| Your objective |
Here is a set of records. Copy them all exactly.

(Data in this exercise Opens)

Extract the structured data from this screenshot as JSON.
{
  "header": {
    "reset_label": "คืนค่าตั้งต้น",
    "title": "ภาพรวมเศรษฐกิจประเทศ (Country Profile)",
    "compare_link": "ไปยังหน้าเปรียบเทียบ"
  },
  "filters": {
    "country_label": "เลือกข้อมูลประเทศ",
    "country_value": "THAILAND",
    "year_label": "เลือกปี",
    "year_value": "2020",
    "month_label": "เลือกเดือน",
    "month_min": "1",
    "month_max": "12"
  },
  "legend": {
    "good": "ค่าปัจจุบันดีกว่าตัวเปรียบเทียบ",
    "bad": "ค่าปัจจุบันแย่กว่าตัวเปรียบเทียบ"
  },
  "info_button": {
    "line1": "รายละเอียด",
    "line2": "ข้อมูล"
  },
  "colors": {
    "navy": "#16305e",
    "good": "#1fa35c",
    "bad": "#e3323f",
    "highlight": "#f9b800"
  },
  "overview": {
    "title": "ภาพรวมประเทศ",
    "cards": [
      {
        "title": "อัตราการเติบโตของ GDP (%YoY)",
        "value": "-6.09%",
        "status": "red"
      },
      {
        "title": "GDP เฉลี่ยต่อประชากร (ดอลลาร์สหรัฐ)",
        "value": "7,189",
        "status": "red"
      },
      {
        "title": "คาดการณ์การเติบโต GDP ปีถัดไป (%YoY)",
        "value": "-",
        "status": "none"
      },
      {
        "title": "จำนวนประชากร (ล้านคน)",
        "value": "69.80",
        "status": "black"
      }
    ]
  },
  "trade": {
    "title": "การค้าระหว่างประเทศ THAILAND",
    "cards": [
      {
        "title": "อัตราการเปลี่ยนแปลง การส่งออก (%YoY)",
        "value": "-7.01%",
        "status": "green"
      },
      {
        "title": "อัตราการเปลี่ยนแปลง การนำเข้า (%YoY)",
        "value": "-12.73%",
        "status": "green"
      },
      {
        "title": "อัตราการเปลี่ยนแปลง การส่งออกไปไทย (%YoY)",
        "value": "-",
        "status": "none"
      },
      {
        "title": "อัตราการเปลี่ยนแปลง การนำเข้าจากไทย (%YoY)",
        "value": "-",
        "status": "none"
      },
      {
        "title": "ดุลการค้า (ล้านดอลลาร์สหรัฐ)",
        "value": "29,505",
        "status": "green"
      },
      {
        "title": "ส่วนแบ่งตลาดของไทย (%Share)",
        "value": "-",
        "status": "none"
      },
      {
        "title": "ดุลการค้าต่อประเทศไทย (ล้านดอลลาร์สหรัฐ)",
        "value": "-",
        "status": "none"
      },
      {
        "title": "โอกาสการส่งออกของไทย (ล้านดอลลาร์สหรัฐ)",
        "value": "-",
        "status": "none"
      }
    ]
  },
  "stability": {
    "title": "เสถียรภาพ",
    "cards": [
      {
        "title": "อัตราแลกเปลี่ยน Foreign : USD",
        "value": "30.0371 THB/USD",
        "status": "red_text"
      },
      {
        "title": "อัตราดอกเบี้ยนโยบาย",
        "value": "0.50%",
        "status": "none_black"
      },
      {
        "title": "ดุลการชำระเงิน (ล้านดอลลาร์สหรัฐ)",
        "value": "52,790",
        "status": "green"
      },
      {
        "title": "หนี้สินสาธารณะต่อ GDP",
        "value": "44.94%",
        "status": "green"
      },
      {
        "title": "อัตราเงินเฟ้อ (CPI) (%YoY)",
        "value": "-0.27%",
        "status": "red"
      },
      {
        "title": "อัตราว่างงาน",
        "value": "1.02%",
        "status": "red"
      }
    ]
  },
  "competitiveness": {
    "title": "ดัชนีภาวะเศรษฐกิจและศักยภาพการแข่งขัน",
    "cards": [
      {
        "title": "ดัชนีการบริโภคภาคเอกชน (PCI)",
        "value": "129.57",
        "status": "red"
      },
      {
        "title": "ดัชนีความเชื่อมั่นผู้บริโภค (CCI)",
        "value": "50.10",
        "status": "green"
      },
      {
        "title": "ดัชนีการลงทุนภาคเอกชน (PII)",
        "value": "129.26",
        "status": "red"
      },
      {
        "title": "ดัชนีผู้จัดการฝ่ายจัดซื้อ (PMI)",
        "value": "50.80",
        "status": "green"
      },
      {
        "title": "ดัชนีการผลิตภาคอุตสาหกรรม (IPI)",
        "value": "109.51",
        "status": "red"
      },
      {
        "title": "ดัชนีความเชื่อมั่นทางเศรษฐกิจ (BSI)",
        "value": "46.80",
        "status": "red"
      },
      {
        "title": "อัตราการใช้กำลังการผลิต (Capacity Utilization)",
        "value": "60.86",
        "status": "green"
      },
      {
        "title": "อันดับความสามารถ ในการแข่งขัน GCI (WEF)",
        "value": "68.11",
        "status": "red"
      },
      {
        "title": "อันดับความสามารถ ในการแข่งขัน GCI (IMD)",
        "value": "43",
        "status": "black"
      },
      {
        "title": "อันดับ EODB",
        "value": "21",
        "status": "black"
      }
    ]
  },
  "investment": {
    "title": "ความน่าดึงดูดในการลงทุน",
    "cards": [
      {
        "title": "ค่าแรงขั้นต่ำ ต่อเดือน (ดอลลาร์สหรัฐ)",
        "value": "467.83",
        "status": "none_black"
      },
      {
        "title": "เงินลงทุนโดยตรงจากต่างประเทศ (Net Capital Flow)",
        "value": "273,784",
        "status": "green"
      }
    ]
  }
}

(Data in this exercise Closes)

| Result |
Extract the structured data from this screenshot as JSON.
{
  "header": {
    "reset_label": "คืนค่าตั้งต้น",
    "title": "ภาพรวมเศรษฐกิจประเทศ (Country Profile)",
    "compare_link": "ไปยังหน้าเปรียบเทียบ"
  },
  "filters": {
    "country_label": "เลือกข้อมูลประเทศ",
    "country_value": "THAILAND",
    "year_label": "เลือกปี",
    "year_value": "2020",
    "month_label": "เลือกเดือน",
    "month_min": "1",
    "month_max": "12"
  },
  "legend": {
    "good": "ค่าปัจจุบันดีกว่าตัวเปรียบเทียบ",
    "bad": "ค่าปัจจุบันแย่กว่าตัวเปรียบเทียบ"
  },
  "info_button": {
    "line1": "รายละเอียด",
    "line2": "ข้อมูล"
  },
  "colors": {
    "navy": "#16305e",
    "good": "#1fa35c",
    "bad": "#e3323f",
    "highlight": "#f9b800"
  },
  "overview": {
    "title": "ภาพรวมประเทศ",
    "cards": [
      {
        "title": "อัตราการเติบโตของ GDP (%YoY)",
        "value": "-6.09%",
        "status": "red"
      },
      {
        "title": "GDP เฉลี่ยต่อประชากร (ดอลลาร์สหรัฐ)",
        "value": "7,189",
        "status": "red"
      },
      {
        "title": "คาดการณ์การเติบโต GDP ปีถัดไป (%YoY)",
        "value": "-",
        "status": "none"
      },
      {
        "title": "จำนวนประชากร (ล้านคน)",
        "value": "69.80",
        "status": "black"
      }
    ]
  },
  "trade": {
    "title": "การค้าระหว่างประเทศ THAILAND",
    "cards": [
      {
        "title": "อัตราการเปลี่ยนแปลง การส่งออก (%YoY)",
        "value": "-7.01%",
        "status": "green"
      },
      {
        "title": "อัตราการเปลี่ยนแปลง การนำเข้า (%YoY)",
        "value": "-12.73%",
        "status": "green"
      },
      {
        "title": "อัตราการเปลี่ยนแปลง การส่งออกไปไทย (%YoY)",
        "value": "-",
        "status": "none"
      },
      {
        "title": "อัตราการเปลี่ยนแปลง การนำเข้าจากไทย (%YoY)",
        "value": "-",
        "status": "none"
      },
      {
        "title": "ดุลการค้า (ล้านดอลลาร์สหรัฐ)",
        "value": "29,505",
        "status": "green"
      },
      {
        "title": "ส่วนแบ่งตลาดของไทย (%Share)",
        "value": "-",
        "status": "none"
      },
      {
        "title": "ดุลการค้าต่อประเทศไทย (ล้านดอลลาร์สหรัฐ)",
        "value": "-",
        "status": "none"
      },
      {
        "title": "โอกาสการส่งออกของไทย (ล้านดอลลาร์สหรัฐ)",
        "value": "-",
        "status": "none"
      }
    ]
  },
  "stability": {
    "title": "เสถียรภาพ",
    "cards": [
      {
        "title": "อัตราแลกเปลี่ยน Foreign : USD",
        "value": "30.0371 THB/USD",
        "status": "red_text"
      },
      {
        "title": "อัตราดอกเบี้ยนโยบาย",
        "value": "0.50%",
        "status": "none_black"
      },
      {
        "title": "ดุลการชำระเงิน (ล้านดอลลาร์สหรัฐ)",
        "value": "52,790",
        "status": "green"
      },
      {
        "title": "หนี้สินสาธารณะต่อ GDP",
        "value": "44.94%",
        "status": "green"
      },
      {
        "title": "อัตราเงินเฟ้อ (CPI) (%YoY)",
        "value": "-0.27%",
        "status": "red"
      },
      {
        "title": "อัตราว่างงาน",
        "value": "1.02%",
        "status": "red"
      }
    ]
  },
  "competitiveness": {
    "title": "ดัชนีภาวะเศรษฐกิจและศักยภาพการแข่งขัน",
    "cards": [
      {
        "title": "ดัชนีการบริโภคภาคเอกชน (PCI)",
        "value": "129.57",
        "status": "red"
      },
      {
        "title": "ดัชนีความเชื่อมั่นผู้บริโภค (CCI)",
        "value": "50.10",
        "status": "green"
      },
      {
        "title": "ดัชนีการลงทุนภาคเอกชน (PII)",
        "value": "129.26",
        "status": "red"
      },
      {
        "title": "ดัชนีผู้จัดการฝ่ายจัดซื้อ (PMI)",
        "value": "50.80",
        "status": "green"
      },
      {
        "title": "ดัชนีการผลิตภาคอุตสาหกรรม (IPI)",
        "value": "109.51",
        "status": "red"
      },
      {
        "title": "ดัชนีความเชื่อมั่นทางเศรษฐกิจ (BSI)",
        "value": "46.80",
        "status": "red"
      },
      {
        "title": "อัตราการใช้กำลังการผลิต (Capacity Utilization)",
        "value": "60.86",
        "status": "green"
      },
      {
        "title": "อันดับความสามารถ ในการแข่งขัน GCI (WEF)",
        "value": "68.11",
        "status": "red"
      },
      {
        "title": "อันดับความสามารถ ในการแข่งขัน GCI (IMD)",
        "value": "43",
        "status": "black"
      },
      {
        "title": "อันดับ EODB",
        "value": "21",
        "status": "black"
      }
    ]
  },
  "investment": {
    "title": "ความน่าดึงดูดในการลงทุน",
    "cards": [
      {
        "title": "ค่าแรงขั้นต่ำ ต่อเดือน (ดอลลาร์สหรัฐ)",
        "value": "467.83",
        "status": "none_black"
      },
      {
        "title": "เงินลงทุนโดยตรงจากต่างประเทศ (Net Capital Flow)",
        "value": "273,784",
        "status": "green"
      }
    ]
  }
}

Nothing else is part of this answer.